* Problem *
Could each entry below be written out exactly, with every picture dropped?

* Stored entries *
------------------------------------
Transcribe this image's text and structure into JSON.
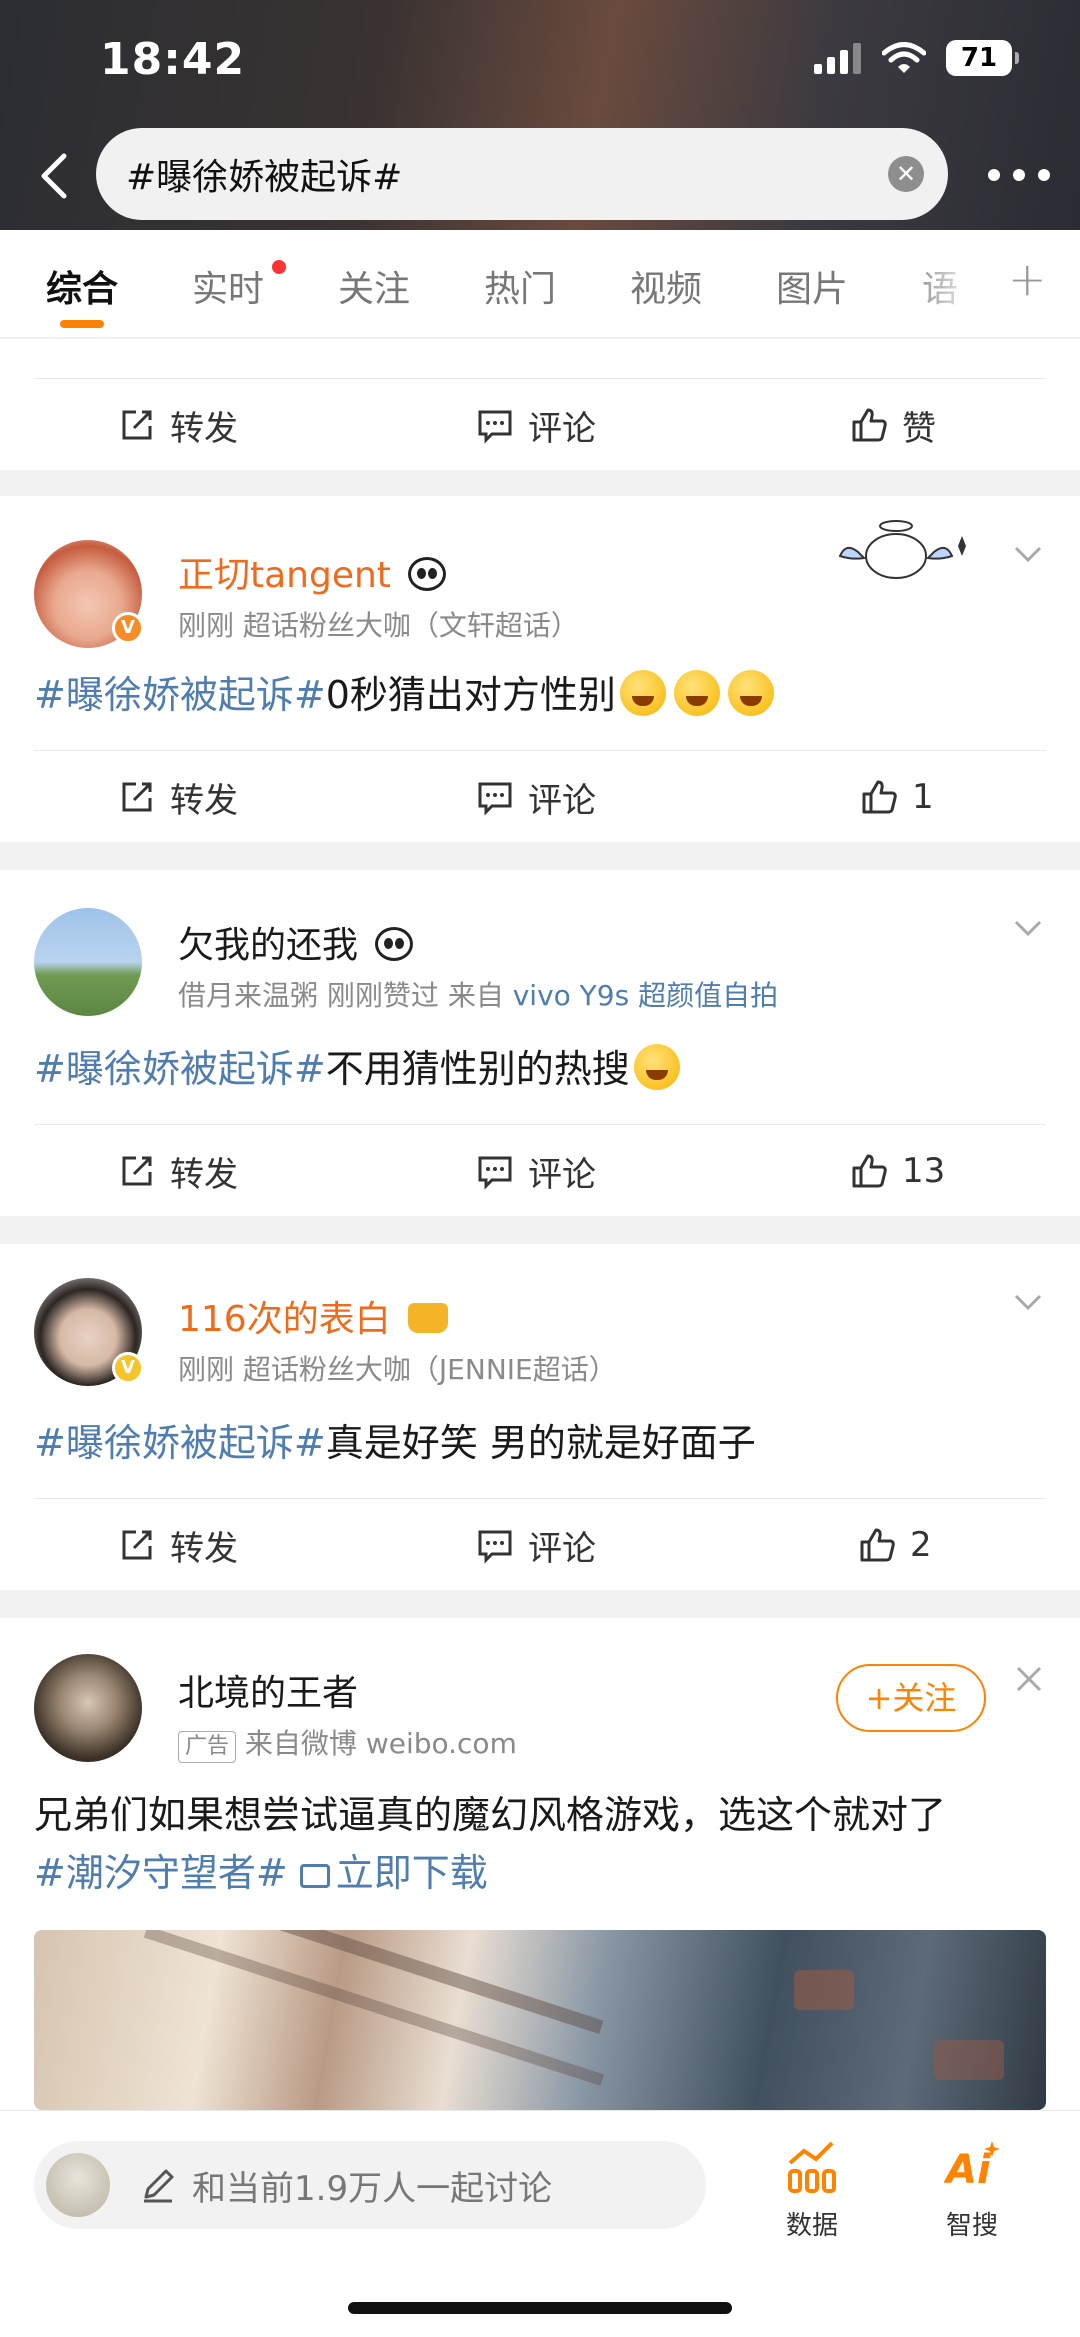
{
  "status_bar": {
    "time": "18:42",
    "battery": "71"
  },
  "search": {
    "query": "#曝徐娇被起诉#"
  },
  "tabs": [
    "综合",
    "实时",
    "关注",
    "热门",
    "视频",
    "图片",
    "语"
  ],
  "actions": {
    "repost": "转发",
    "comment": "评论",
    "like_default": "赞"
  },
  "posts": [
    {
      "username": "正切tangent",
      "meta_time": "刚刚",
      "meta_info": "超话粉丝大咖（文轩超话）",
      "topic": "#曝徐娇被起诉#",
      "text": "0秒猜出对方性别",
      "likes": "1"
    },
    {
      "username": "欠我的还我",
      "meta_time": "借月来温粥 刚刚赞过",
      "meta_source_prefix": "来自",
      "meta_source": "vivo Y9s 超颜值自拍",
      "topic": "#曝徐娇被起诉#",
      "text": "不用猜性别的热搜",
      "likes": "13"
    },
    {
      "username": "116次的表白",
      "meta_time": "刚刚",
      "meta_info": "超话粉丝大咖（JENNIE超话）",
      "topic": "#曝徐娇被起诉#",
      "text": "真是好笑 男的就是好面子",
      "likes": "2"
    }
  ],
  "ad": {
    "username": "北境的王者",
    "follow_label": "+关注",
    "ad_tag": "广告",
    "source": "来自微博 weibo.com",
    "text": "兄弟们如果想尝试逼真的魔幻风格游戏，选这个就对了",
    "topic": "#潮汐守望者#",
    "link": "立即下载"
  },
  "bottom_bar": {
    "placeholder": "和当前1.9万人一起讨论",
    "data_label": "数据",
    "smart_search_label": "智搜"
  },
  "colors": {
    "accent": "#ff8200",
    "topic_blue": "#507daf",
    "username_orange": "#f06a1a"
  }
}
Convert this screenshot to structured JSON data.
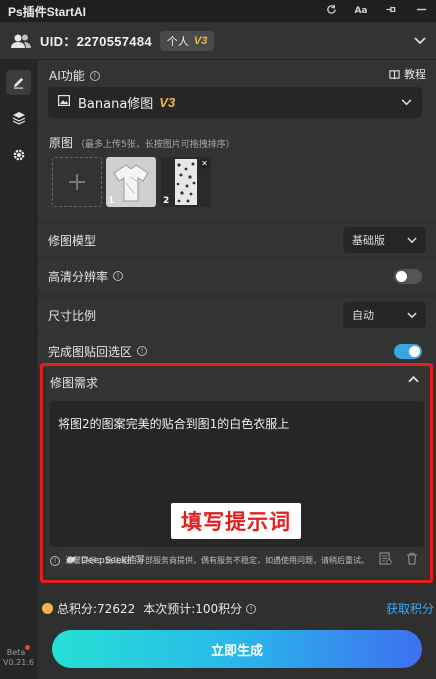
{
  "app": {
    "title": "Ps插件StartAI"
  },
  "titlebar": {
    "tools": [
      "refresh-icon",
      "font-size-icon",
      "pin-icon",
      "minimize-icon"
    ],
    "font_label": "Aa"
  },
  "account": {
    "uid_label": "UID：2270557484",
    "plan": "个人",
    "plan_version": "V3"
  },
  "ai_function": {
    "label": "AI功能",
    "tutorial": "教程",
    "selected": "Banana修图",
    "selected_version": "V3"
  },
  "source_images": {
    "label": "原图",
    "hint": "（最多上传5张，长按图片可拖拽排序）",
    "items": [
      {
        "index": "1"
      },
      {
        "index": "2"
      }
    ]
  },
  "retouch_model": {
    "label": "修图模型",
    "value": "基础版"
  },
  "hd_resolution": {
    "label": "高清分辨率",
    "enabled": false
  },
  "aspect_ratio": {
    "label": "尺寸比例",
    "value": "自动"
  },
  "paste_back": {
    "label": "完成图贴回选区",
    "enabled": true
  },
  "request": {
    "label": "修图需求",
    "text": "将图2的图案完美的贴合到图1的白色衣服上",
    "stamp": "填写提示词",
    "deepseek": "DeepSeek扩写",
    "notice": "温馨提示：此功能由外部服务商提供，偶有服务不稳定，如遇使用问题，请稍后重试。"
  },
  "footer": {
    "total_points": "总积分:72622",
    "estimate": "本次预计:100积分",
    "get_points": "获取积分",
    "generate": "立即生成"
  },
  "version": {
    "beta": "Beta",
    "number": "V0.21.6"
  },
  "colors": {
    "accent": "#3aa5e6",
    "danger": "#e11f1f",
    "gold": "#f0b84a",
    "gradient_start": "#26e0d4",
    "gradient_end": "#3e6ff0"
  }
}
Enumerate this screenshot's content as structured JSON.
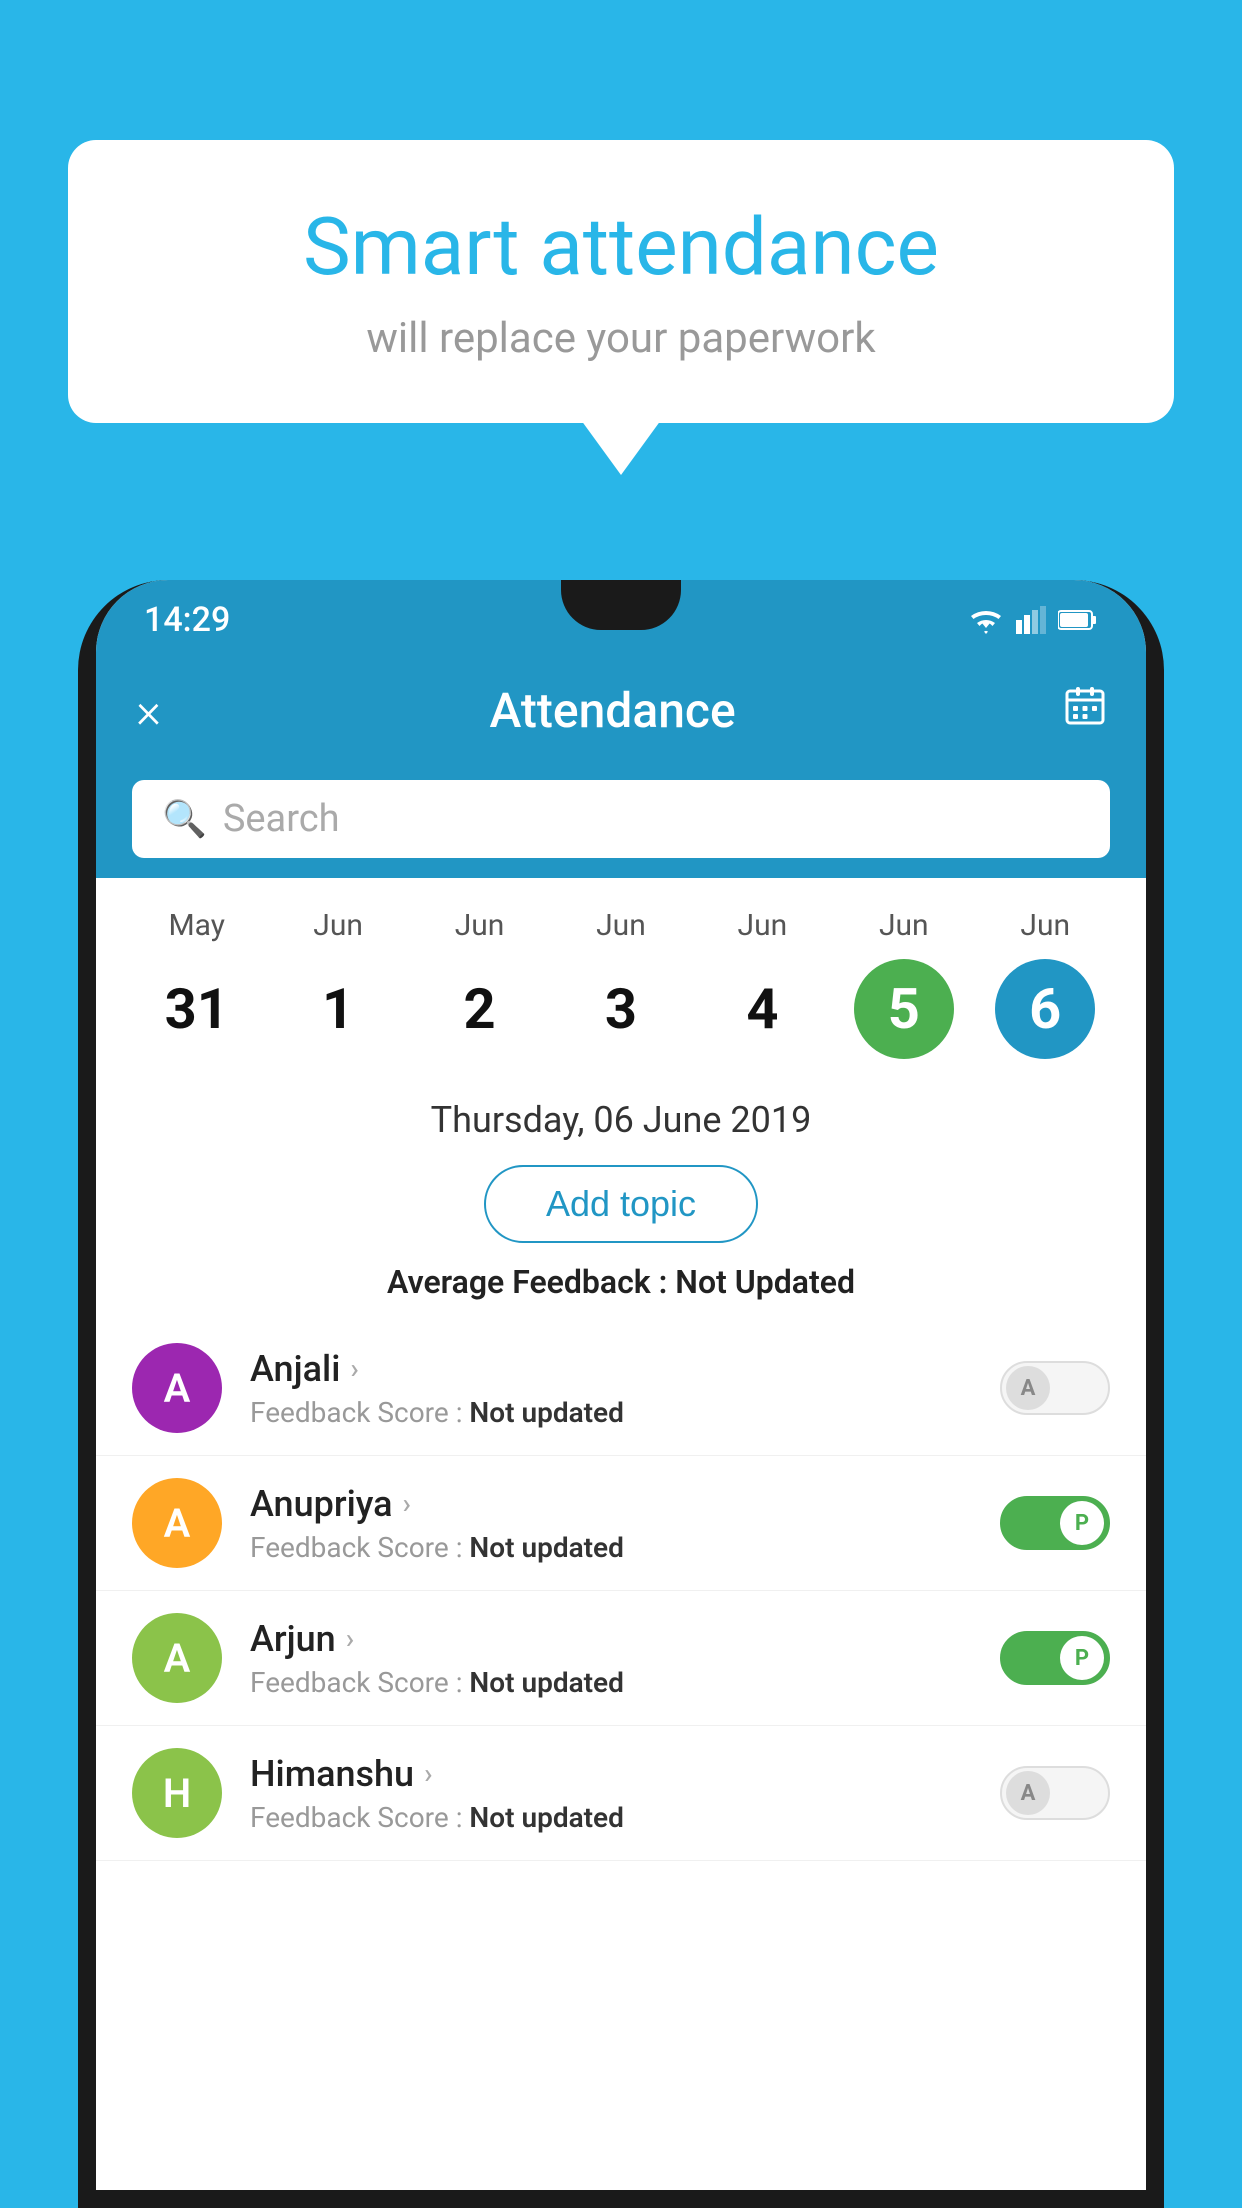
{
  "background_color": "#29B6E8",
  "speech_bubble": {
    "title": "Smart attendance",
    "subtitle": "will replace your paperwork"
  },
  "status_bar": {
    "time": "14:29"
  },
  "app_header": {
    "title": "Attendance",
    "close_label": "×",
    "calendar_icon": "calendar"
  },
  "search": {
    "placeholder": "Search"
  },
  "calendar": {
    "days": [
      {
        "month": "May",
        "date": "31",
        "active": false
      },
      {
        "month": "Jun",
        "date": "1",
        "active": false
      },
      {
        "month": "Jun",
        "date": "2",
        "active": false
      },
      {
        "month": "Jun",
        "date": "3",
        "active": false
      },
      {
        "month": "Jun",
        "date": "4",
        "active": false
      },
      {
        "month": "Jun",
        "date": "5",
        "active": "green"
      },
      {
        "month": "Jun",
        "date": "6",
        "active": "blue"
      }
    ]
  },
  "selected_date": "Thursday, 06 June 2019",
  "add_topic_label": "Add topic",
  "avg_feedback_label": "Average Feedback :",
  "avg_feedback_value": "Not Updated",
  "students": [
    {
      "name": "Anjali",
      "avatar_letter": "A",
      "avatar_color": "#9C27B0",
      "feedback_label": "Feedback Score :",
      "feedback_value": "Not updated",
      "toggle": "off",
      "toggle_letter": "A"
    },
    {
      "name": "Anupriya",
      "avatar_letter": "A",
      "avatar_color": "#FFA726",
      "feedback_label": "Feedback Score :",
      "feedback_value": "Not updated",
      "toggle": "on",
      "toggle_letter": "P"
    },
    {
      "name": "Arjun",
      "avatar_letter": "A",
      "avatar_color": "#8BC34A",
      "feedback_label": "Feedback Score :",
      "feedback_value": "Not updated",
      "toggle": "on",
      "toggle_letter": "P"
    },
    {
      "name": "Himanshu",
      "avatar_letter": "H",
      "avatar_color": "#8BC34A",
      "feedback_label": "Feedback Score :",
      "feedback_value": "Not updated",
      "toggle": "off",
      "toggle_letter": "A"
    }
  ]
}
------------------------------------
* Response to this exercise *
Transcribe this image's text and structure into JSON.
{
  "status_bar": {
    "time": "18:42",
    "battery": "71"
  },
  "search": {
    "query": "#曝徐娇被起诉#"
  },
  "tabs": [
    "综合",
    "实时",
    "关注",
    "热门",
    "视频",
    "图片",
    "语"
  ],
  "actions": {
    "repost": "转发",
    "comment": "评论",
    "like_default": "赞"
  },
  "posts": [
    {
      "username": "正切tangent",
      "meta_time": "刚刚",
      "meta_info": "超话粉丝大咖（文轩超话）",
      "topic": "#曝徐娇被起诉#",
      "text": "0秒猜出对方性别",
      "likes": "1"
    },
    {
      "username": "欠我的还我",
      "meta_time": "借月来温粥 刚刚赞过",
      "meta_source_prefix": "来自",
      "meta_source": "vivo Y9s 超颜值自拍",
      "topic": "#曝徐娇被起诉#",
      "text": "不用猜性别的热搜",
      "likes": "13"
    },
    {
      "username": "116次的表白",
      "meta_time": "刚刚",
      "meta_info": "超话粉丝大咖（JENNIE超话）",
      "topic": "#曝徐娇被起诉#",
      "text": "真是好笑 男的就是好面子",
      "likes": "2"
    }
  ],
  "ad": {
    "username": "北境的王者",
    "follow_label": "+关注",
    "ad_tag": "广告",
    "source": "来自微博 weibo.com",
    "text": "兄弟们如果想尝试逼真的魔幻风格游戏，选这个就对了",
    "topic": "#潮汐守望者#",
    "link": "立即下载"
  },
  "bottom_bar": {
    "placeholder": "和当前1.9万人一起讨论",
    "data_label": "数据",
    "smart_search_label": "智搜"
  },
  "colors": {
    "accent": "#ff8200",
    "topic_blue": "#507daf",
    "username_orange": "#f06a1a"
  }
}
Convert this screenshot to structured JSON data.
{
  "app": {
    "title": "Ps插件StartAI"
  },
  "titlebar": {
    "tools": [
      "refresh-icon",
      "font-size-icon",
      "pin-icon",
      "minimize-icon"
    ],
    "font_label": "Aa"
  },
  "account": {
    "uid_label": "UID：2270557484",
    "plan": "个人",
    "plan_version": "V3"
  },
  "ai_function": {
    "label": "AI功能",
    "tutorial": "教程",
    "selected": "Banana修图",
    "selected_version": "V3"
  },
  "source_images": {
    "label": "原图",
    "hint": "（最多上传5张，长按图片可拖拽排序）",
    "items": [
      {
        "index": "1"
      },
      {
        "index": "2"
      }
    ]
  },
  "retouch_model": {
    "label": "修图模型",
    "value": "基础版"
  },
  "hd_resolution": {
    "label": "高清分辨率",
    "enabled": false
  },
  "aspect_ratio": {
    "label": "尺寸比例",
    "value": "自动"
  },
  "paste_back": {
    "label": "完成图贴回选区",
    "enabled": true
  },
  "request": {
    "label": "修图需求",
    "text": "将图2的图案完美的贴合到图1的白色衣服上",
    "stamp": "填写提示词",
    "deepseek": "DeepSeek扩写",
    "notice": "温馨提示：此功能由外部服务商提供，偶有服务不稳定，如遇使用问题，请稍后重试。"
  },
  "footer": {
    "total_points": "总积分:72622",
    "estimate": "本次预计:100积分",
    "get_points": "获取积分",
    "generate": "立即生成"
  },
  "version": {
    "beta": "Beta",
    "number": "V0.21.6"
  },
  "colors": {
    "accent": "#3aa5e6",
    "danger": "#e11f1f",
    "gold": "#f0b84a",
    "gradient_start": "#26e0d4",
    "gradient_end": "#3e6ff0"
  }
}
Enumerate this screenshot's content as structured JSON.
{
  "background_color": "#29B6E8",
  "speech_bubble": {
    "title": "Smart attendance",
    "subtitle": "will replace your paperwork"
  },
  "status_bar": {
    "time": "14:29"
  },
  "app_header": {
    "title": "Attendance",
    "close_label": "×",
    "calendar_icon": "calendar"
  },
  "search": {
    "placeholder": "Search"
  },
  "calendar": {
    "days": [
      {
        "month": "May",
        "date": "31",
        "active": false
      },
      {
        "month": "Jun",
        "date": "1",
        "active": false
      },
      {
        "month": "Jun",
        "date": "2",
        "active": false
      },
      {
        "month": "Jun",
        "date": "3",
        "active": false
      },
      {
        "month": "Jun",
        "date": "4",
        "active": false
      },
      {
        "month": "Jun",
        "date": "5",
        "active": "green"
      },
      {
        "month": "Jun",
        "date": "6",
        "active": "blue"
      }
    ]
  },
  "selected_date": "Thursday, 06 June 2019",
  "add_topic_label": "Add topic",
  "avg_feedback_label": "Average Feedback :",
  "avg_feedback_value": "Not Updated",
  "students": [
    {
      "name": "Anjali",
      "avatar_letter": "A",
      "avatar_color": "#9C27B0",
      "feedback_label": "Feedback Score :",
      "feedback_value": "Not updated",
      "toggle": "off",
      "toggle_letter": "A"
    },
    {
      "name": "Anupriya",
      "avatar_letter": "A",
      "avatar_color": "#FFA726",
      "feedback_label": "Feedback Score :",
      "feedback_value": "Not updated",
      "toggle": "on",
      "toggle_letter": "P"
    },
    {
      "name": "Arjun",
      "avatar_letter": "A",
      "avatar_color": "#8BC34A",
      "feedback_label": "Feedback Score :",
      "feedback_value": "Not updated",
      "toggle": "on",
      "toggle_letter": "P"
    },
    {
      "name": "Himanshu",
      "avatar_letter": "H",
      "avatar_color": "#8BC34A",
      "feedback_label": "Feedback Score :",
      "feedback_value": "Not updated",
      "toggle": "off",
      "toggle_letter": "A"
    }
  ]
}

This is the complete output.